Segment Start: Excerpted data

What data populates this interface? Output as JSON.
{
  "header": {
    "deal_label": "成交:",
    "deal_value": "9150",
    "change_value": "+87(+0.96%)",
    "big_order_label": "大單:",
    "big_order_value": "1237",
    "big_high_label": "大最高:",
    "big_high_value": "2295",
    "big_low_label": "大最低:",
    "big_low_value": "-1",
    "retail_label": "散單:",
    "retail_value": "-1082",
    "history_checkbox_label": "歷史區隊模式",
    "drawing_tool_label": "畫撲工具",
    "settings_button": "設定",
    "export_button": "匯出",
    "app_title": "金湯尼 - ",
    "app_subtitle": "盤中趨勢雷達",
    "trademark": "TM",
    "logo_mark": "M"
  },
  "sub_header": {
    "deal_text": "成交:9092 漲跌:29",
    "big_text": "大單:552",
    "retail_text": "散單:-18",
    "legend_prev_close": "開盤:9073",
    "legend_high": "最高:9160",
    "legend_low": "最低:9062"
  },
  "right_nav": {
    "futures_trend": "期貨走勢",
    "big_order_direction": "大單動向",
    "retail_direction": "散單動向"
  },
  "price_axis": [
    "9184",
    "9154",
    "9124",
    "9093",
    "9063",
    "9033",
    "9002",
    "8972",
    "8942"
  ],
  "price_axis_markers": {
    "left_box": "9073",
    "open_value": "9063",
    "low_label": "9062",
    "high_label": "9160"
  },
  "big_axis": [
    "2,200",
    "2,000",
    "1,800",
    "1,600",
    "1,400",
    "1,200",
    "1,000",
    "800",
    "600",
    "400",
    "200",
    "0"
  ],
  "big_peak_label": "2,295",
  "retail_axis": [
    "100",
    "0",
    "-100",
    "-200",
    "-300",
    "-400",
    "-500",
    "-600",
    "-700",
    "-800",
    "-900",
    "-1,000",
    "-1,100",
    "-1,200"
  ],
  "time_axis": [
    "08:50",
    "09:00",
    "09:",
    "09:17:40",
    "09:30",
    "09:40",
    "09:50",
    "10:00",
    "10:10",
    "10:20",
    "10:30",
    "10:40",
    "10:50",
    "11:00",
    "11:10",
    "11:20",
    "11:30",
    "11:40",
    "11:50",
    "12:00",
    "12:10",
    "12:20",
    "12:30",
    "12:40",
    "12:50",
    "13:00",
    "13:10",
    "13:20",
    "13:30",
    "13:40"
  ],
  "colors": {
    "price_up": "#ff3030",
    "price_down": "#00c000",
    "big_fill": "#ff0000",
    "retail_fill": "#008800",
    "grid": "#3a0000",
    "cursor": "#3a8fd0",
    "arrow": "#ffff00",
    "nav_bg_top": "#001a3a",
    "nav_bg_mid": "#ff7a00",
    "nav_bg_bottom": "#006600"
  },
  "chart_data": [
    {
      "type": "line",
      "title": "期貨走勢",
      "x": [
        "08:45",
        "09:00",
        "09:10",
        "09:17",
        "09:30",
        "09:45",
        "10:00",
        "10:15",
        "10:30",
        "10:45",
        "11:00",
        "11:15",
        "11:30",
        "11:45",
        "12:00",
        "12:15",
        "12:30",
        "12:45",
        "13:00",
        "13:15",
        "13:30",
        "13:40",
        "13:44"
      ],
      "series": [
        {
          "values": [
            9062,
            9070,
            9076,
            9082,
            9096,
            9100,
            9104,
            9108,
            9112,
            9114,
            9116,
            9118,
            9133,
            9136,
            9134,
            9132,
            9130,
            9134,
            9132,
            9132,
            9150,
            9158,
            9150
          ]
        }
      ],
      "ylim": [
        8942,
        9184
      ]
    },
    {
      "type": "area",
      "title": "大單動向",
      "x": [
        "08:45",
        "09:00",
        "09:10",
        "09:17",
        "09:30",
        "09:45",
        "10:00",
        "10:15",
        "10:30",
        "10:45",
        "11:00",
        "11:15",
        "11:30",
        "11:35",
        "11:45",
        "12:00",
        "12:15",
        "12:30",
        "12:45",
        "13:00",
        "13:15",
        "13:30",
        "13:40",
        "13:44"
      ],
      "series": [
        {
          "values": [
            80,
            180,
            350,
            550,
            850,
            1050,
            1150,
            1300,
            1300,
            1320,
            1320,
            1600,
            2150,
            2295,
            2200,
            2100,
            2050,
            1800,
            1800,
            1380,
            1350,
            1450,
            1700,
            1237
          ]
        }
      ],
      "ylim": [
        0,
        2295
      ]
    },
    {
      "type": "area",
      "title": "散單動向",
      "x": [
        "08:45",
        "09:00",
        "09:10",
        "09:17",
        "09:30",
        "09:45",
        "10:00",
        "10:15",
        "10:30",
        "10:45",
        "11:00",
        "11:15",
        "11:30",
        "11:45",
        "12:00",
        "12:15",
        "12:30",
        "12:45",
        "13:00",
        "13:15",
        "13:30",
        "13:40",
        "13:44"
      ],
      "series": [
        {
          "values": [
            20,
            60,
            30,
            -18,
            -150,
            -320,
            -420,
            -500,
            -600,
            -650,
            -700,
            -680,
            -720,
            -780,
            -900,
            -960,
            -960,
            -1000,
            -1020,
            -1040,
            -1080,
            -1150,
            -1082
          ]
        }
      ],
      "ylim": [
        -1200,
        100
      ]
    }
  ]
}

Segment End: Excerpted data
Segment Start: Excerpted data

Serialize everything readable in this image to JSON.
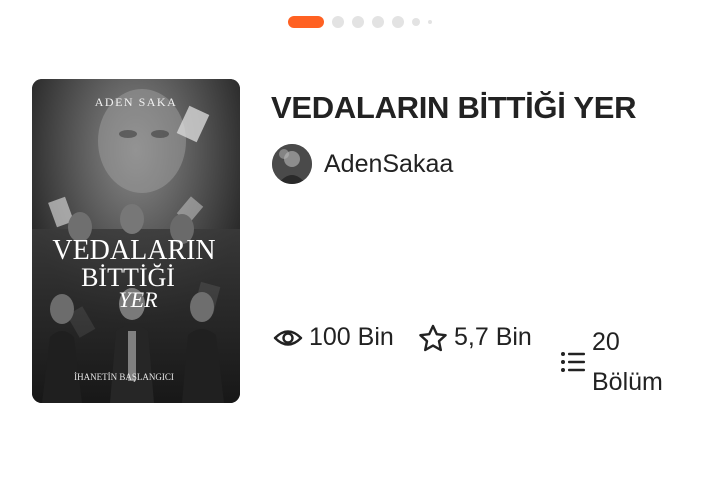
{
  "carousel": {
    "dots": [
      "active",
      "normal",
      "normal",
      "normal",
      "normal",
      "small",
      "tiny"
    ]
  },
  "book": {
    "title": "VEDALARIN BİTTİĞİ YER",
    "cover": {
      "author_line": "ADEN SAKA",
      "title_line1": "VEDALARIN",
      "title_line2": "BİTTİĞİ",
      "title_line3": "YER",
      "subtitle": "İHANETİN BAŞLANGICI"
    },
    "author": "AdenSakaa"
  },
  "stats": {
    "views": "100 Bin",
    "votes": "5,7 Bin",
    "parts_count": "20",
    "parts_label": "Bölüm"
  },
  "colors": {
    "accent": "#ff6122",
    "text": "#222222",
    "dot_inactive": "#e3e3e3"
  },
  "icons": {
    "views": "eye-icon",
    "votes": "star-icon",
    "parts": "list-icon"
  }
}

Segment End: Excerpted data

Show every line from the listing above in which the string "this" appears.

**Reply to the task**
What data populates this interface? Output as JSON.
Serialize everything readable in this image to JSON.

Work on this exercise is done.